→ Exercise: Identify and copy all lines of the material where the string "JSON" is found.

→ Entries supplied:
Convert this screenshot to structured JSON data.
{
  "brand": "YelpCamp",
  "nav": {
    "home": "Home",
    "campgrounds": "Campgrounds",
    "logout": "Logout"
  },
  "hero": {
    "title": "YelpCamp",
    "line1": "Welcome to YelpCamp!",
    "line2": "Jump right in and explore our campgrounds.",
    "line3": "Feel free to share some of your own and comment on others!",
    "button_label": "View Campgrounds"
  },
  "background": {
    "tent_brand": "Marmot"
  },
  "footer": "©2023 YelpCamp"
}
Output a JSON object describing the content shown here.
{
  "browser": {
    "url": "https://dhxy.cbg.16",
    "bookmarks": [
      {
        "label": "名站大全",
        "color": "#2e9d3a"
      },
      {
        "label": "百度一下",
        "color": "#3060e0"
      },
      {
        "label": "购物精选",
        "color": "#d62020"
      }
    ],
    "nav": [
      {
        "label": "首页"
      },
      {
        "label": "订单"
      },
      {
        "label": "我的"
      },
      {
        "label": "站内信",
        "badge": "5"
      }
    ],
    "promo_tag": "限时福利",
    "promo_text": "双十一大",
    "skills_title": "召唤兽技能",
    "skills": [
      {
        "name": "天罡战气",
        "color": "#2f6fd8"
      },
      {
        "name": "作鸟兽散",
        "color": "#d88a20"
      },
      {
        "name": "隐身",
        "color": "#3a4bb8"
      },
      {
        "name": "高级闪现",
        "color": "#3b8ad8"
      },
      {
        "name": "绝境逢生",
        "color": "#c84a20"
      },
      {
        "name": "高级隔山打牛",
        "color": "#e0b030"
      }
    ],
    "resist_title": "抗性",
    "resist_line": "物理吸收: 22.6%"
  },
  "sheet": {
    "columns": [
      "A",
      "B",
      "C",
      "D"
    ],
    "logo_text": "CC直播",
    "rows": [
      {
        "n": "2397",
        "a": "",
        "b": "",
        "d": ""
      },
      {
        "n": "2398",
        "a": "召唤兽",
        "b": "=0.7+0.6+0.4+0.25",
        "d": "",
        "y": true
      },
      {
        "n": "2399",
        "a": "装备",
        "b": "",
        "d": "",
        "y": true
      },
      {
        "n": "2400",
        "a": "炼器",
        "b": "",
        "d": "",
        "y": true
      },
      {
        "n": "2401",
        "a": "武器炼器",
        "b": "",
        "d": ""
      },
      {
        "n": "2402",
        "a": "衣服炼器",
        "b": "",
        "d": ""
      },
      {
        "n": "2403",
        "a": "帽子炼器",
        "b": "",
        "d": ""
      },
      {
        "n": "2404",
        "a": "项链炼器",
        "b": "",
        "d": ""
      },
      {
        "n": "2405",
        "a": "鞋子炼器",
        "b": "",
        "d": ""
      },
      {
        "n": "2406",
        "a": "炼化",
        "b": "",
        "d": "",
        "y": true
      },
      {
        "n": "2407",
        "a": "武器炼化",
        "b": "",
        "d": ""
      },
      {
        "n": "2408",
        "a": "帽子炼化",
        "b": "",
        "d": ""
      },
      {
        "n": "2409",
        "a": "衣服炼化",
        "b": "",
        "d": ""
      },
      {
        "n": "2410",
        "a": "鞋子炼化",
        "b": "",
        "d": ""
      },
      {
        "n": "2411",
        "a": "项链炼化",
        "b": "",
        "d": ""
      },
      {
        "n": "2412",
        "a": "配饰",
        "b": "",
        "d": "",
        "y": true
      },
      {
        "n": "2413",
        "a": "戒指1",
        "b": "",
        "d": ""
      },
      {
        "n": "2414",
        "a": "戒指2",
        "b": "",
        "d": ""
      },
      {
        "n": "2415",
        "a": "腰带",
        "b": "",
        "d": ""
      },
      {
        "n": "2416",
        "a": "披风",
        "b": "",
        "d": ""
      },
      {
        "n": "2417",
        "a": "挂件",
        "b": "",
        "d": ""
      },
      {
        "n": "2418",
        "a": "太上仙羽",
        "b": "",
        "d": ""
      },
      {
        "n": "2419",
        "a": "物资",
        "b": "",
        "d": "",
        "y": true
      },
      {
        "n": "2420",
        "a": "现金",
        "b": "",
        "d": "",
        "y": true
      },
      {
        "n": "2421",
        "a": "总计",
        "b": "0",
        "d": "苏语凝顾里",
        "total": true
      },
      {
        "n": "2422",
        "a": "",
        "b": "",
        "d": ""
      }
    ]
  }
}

→ Task result:
Convert this screenshot to structured JSON data.
Output a JSON object describing the content shown here.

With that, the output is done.